### Required action:
When you print the records below, keep every word exact and leave out the images.

[[ Provided material open ]]

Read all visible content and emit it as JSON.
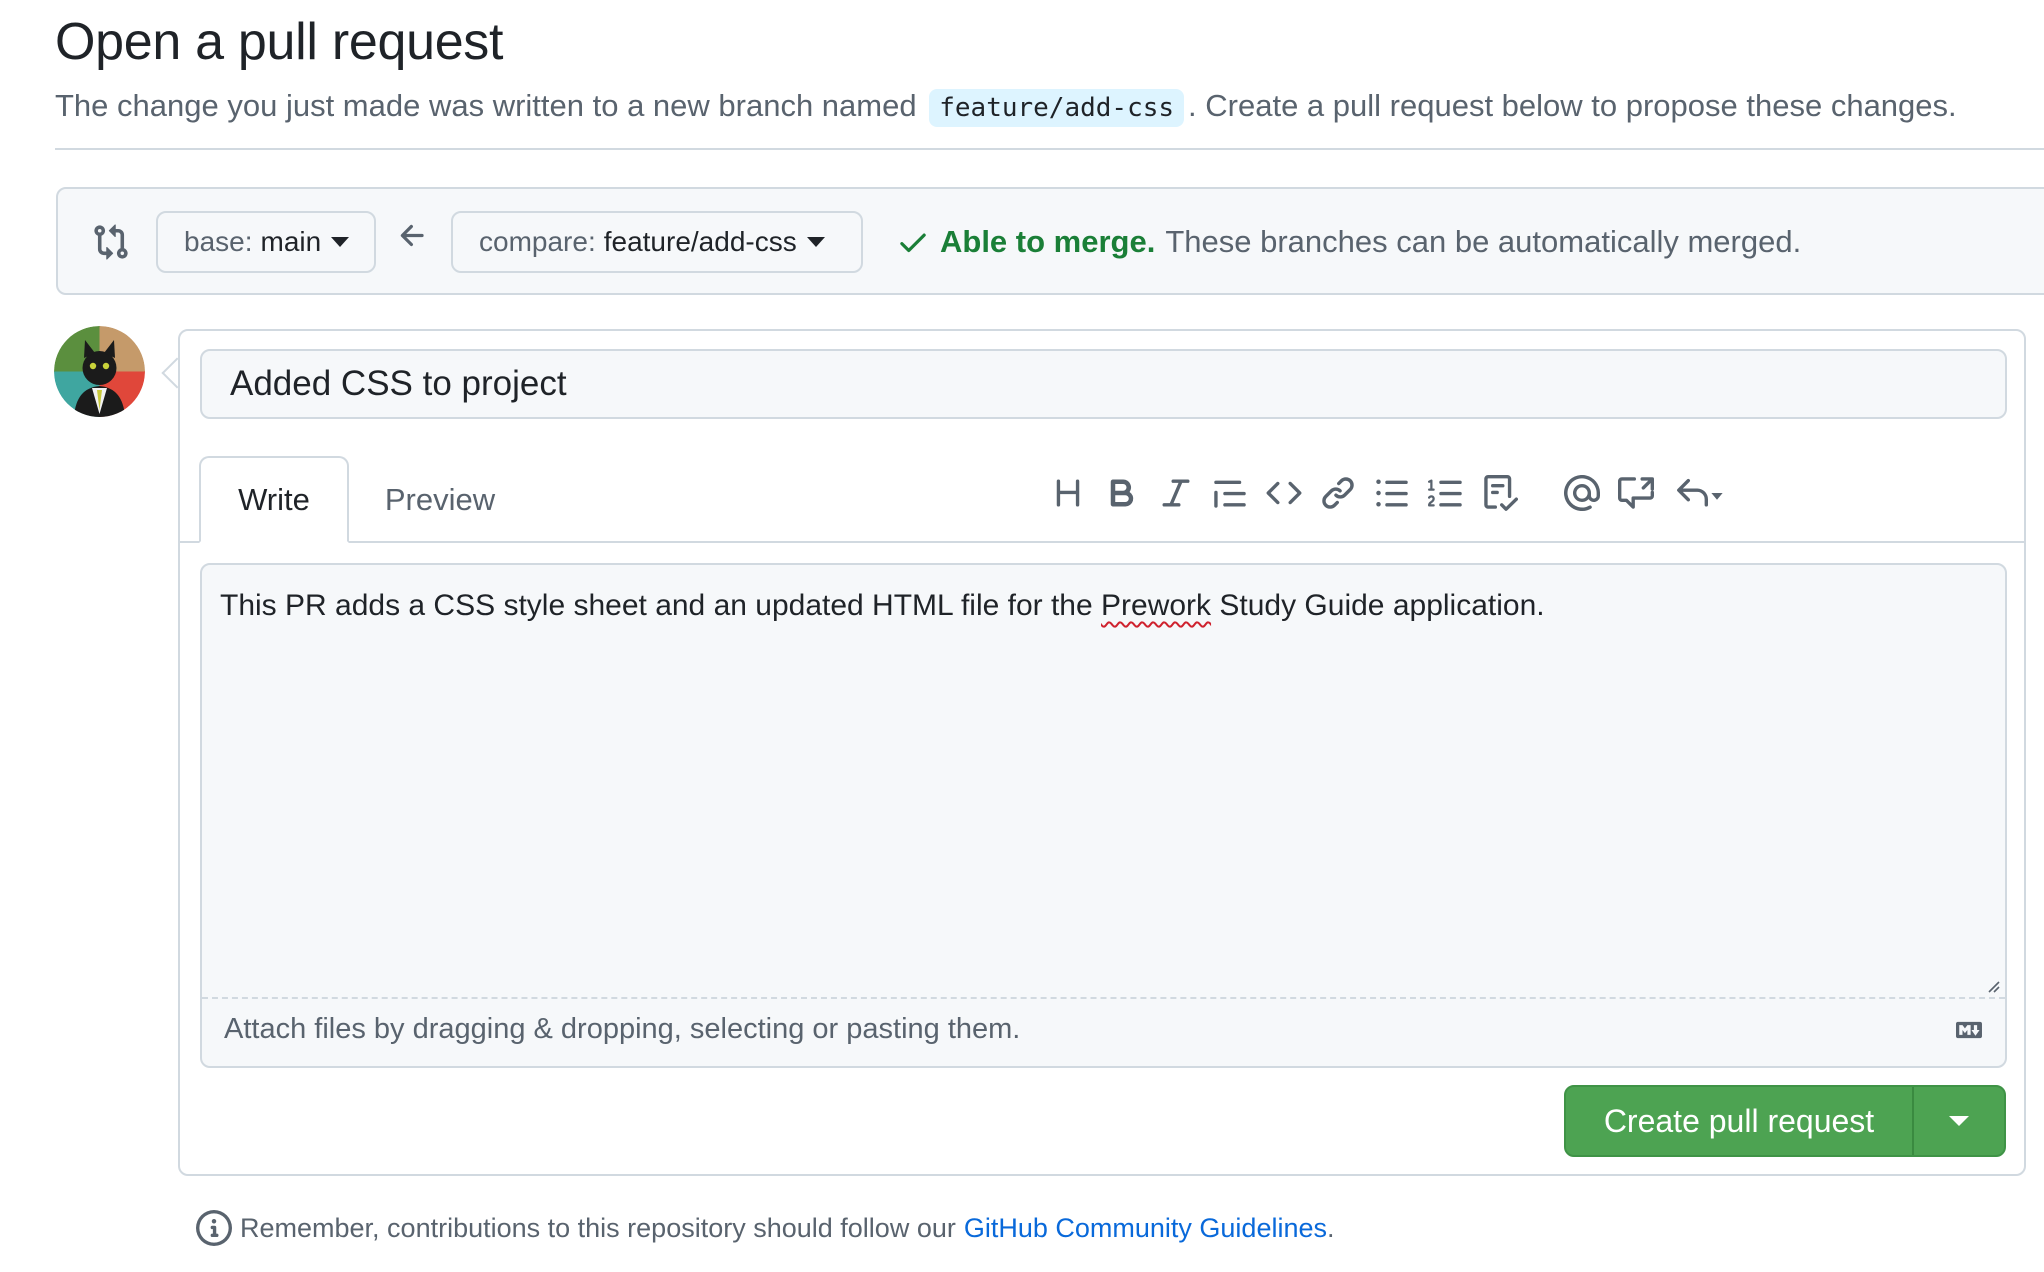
{
  "page": {
    "title": "Open a pull request",
    "subtitle_before": "The change you just made was written to a new branch named",
    "branch_name": "feature/add-css",
    "subtitle_after": ". Create a pull request below to propose these changes."
  },
  "range": {
    "base_prefix": "base:",
    "base_branch": "main",
    "compare_prefix": "compare:",
    "compare_branch": "feature/add-css",
    "merge_ok": "Able to merge.",
    "merge_desc": "These branches can be automatically merged."
  },
  "form": {
    "title_value": "Added CSS to project",
    "tabs": [
      {
        "label": "Write",
        "active": true
      },
      {
        "label": "Preview",
        "active": false
      }
    ],
    "toolbar": [
      "heading-icon",
      "bold-icon",
      "italic-icon",
      "quote-icon",
      "code-icon",
      "link-icon",
      "unordered-list-icon",
      "ordered-list-icon",
      "task-list-icon",
      "mention-icon",
      "reference-icon",
      "saved-replies-icon"
    ],
    "body_before": "This PR adds a CSS style sheet and an updated HTML file for the ",
    "body_misspelled": "Prework",
    "body_after": " Study Guide application.",
    "attach_hint": "Attach files by dragging & dropping, selecting or pasting them.",
    "submit_label": "Create pull request"
  },
  "footer": {
    "note": "Remember, contributions to this repository should follow our",
    "link": "GitHub Community Guidelines",
    "period": "."
  },
  "colors": {
    "success": "#1a7f37",
    "button_green": "#4da352",
    "link_blue": "#0969da",
    "branch_badge_bg": "#ddf4ff"
  }
}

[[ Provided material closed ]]

### Final answer:
Read all visible content and emit it as JSON.
{
  "page": {
    "title": "Open a pull request",
    "subtitle_before": "The change you just made was written to a new branch named",
    "branch_name": "feature/add-css",
    "subtitle_after": ". Create a pull request below to propose these changes."
  },
  "range": {
    "base_prefix": "base:",
    "base_branch": "main",
    "compare_prefix": "compare:",
    "compare_branch": "feature/add-css",
    "merge_ok": "Able to merge.",
    "merge_desc": "These branches can be automatically merged."
  },
  "form": {
    "title_value": "Added CSS to project",
    "tabs": [
      {
        "label": "Write",
        "active": true
      },
      {
        "label": "Preview",
        "active": false
      }
    ],
    "toolbar": [
      "heading-icon",
      "bold-icon",
      "italic-icon",
      "quote-icon",
      "code-icon",
      "link-icon",
      "unordered-list-icon",
      "ordered-list-icon",
      "task-list-icon",
      "mention-icon",
      "reference-icon",
      "saved-replies-icon"
    ],
    "body_before": "This PR adds a CSS style sheet and an updated HTML file for the ",
    "body_misspelled": "Prework",
    "body_after": " Study Guide application.",
    "attach_hint": "Attach files by dragging & dropping, selecting or pasting them.",
    "submit_label": "Create pull request"
  },
  "footer": {
    "note": "Remember, contributions to this repository should follow our",
    "link": "GitHub Community Guidelines",
    "period": "."
  },
  "colors": {
    "success": "#1a7f37",
    "button_green": "#4da352",
    "link_blue": "#0969da",
    "branch_badge_bg": "#ddf4ff"
  }
}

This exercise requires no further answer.